When you are searching for the right rock crawling tires there are several tipsyou have to keep in mind. Tires can be the most important part of the vehicle you have chosen for rock crawling. This means you need tires that can withstand hard and difficult work on unpaved and often rocky roads. Take a look at these simple tips on the differences between ordinary tires and rock crawling tires.
Types of Tires
There has been considerable discussion in the rock crawling fraternity about the use of bias ply or radial tires. And the issue has not yet been settled with enthusiasts of each side swearing by their individual choices. Bias ply advantages include:
- Bias ply mud tires specially made for off-roading are great in deep mud and on rough terrain.
- They also offer great self cleaning of the treads as compared to radials.
- The bias ply also offers a stronger reinforcement of the sidewall of the tire and is ideal to prevent ripping and tears.
Radial tires have their advantages too like
- Surface traction is much better and the tires have a longer life span
- If you are a weekend roadie them these are the best choice and cost alternative.
Finally the choice of the tire depends on you. Bias play tires are not used nowadays but are available if you order from a specialty dealer.
Again this has been an area of serious interest. Most serious roadies have recommended a tread that will allow the tire to wrap around rock surfaces without getting blown. And this is possible only with a spaced out tread that has large open spaces in between quite unlike passenger tires. But these tires will have to be changed when you drive your car on the road, as they can create a bumpy and noisy ride on ordinary tarred surfaces.

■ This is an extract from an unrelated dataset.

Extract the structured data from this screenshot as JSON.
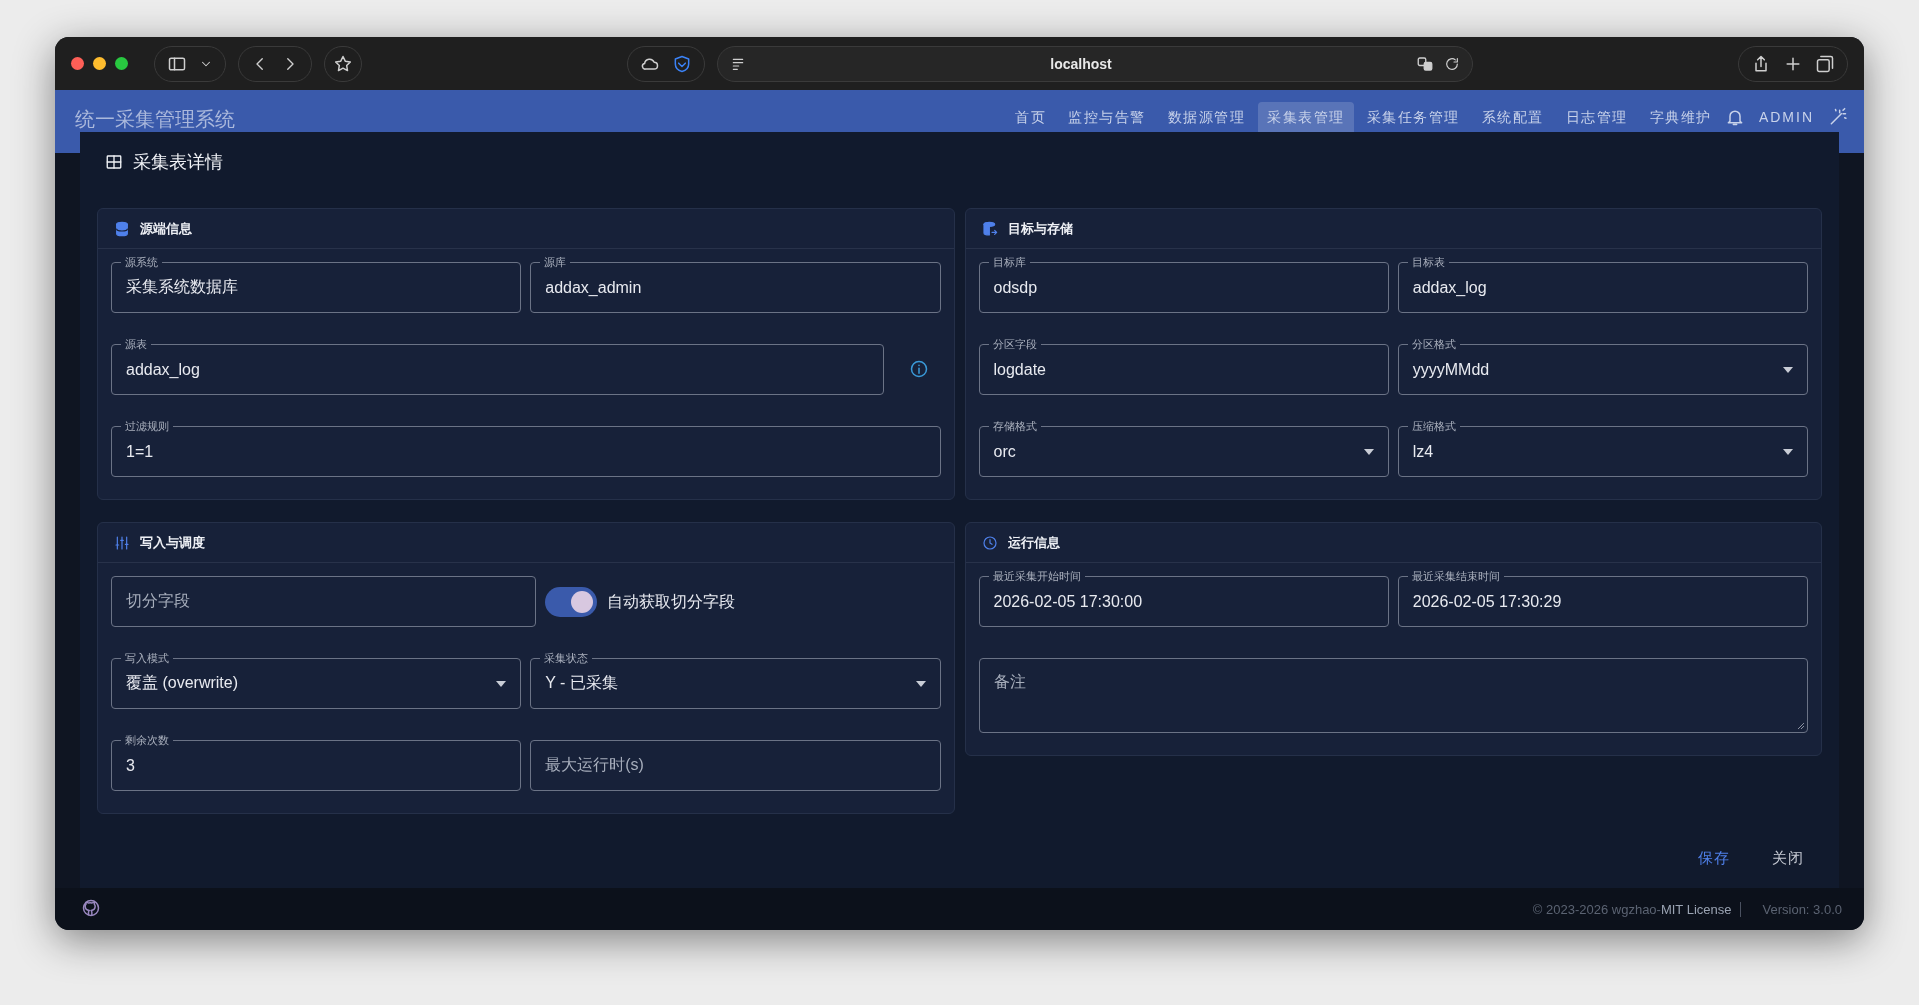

Choosing Off Roading Tires
Most roadies who are into rock crawling will choose 33x12.50R15 tire size from Dunlop. These are the best size, as they usually fit most off roading vehicles and can stand the stress of the uneven road too. Another good variant is the BF Goodrich Radials with Mud-Terrain T/A LT285/75R16 size tires. But the actual wheel and tire you use will depend on the locality you are using the vehicle in. Make sure you choose the right wheel with the tire to get the best out of the tires. The dealer will be able to help you with this, but most wheel rims come coordinated with the tires that are made by the same company. You can also choose different sized ones according to the locality you will be using the car in. But the entire process can be somewhat hit and miss. Make sure you check with the dealer, the factory service manuals you have, off-road magazines, as well as local 4x4 clubs for ideas on what would be the best tire to use in a particular area.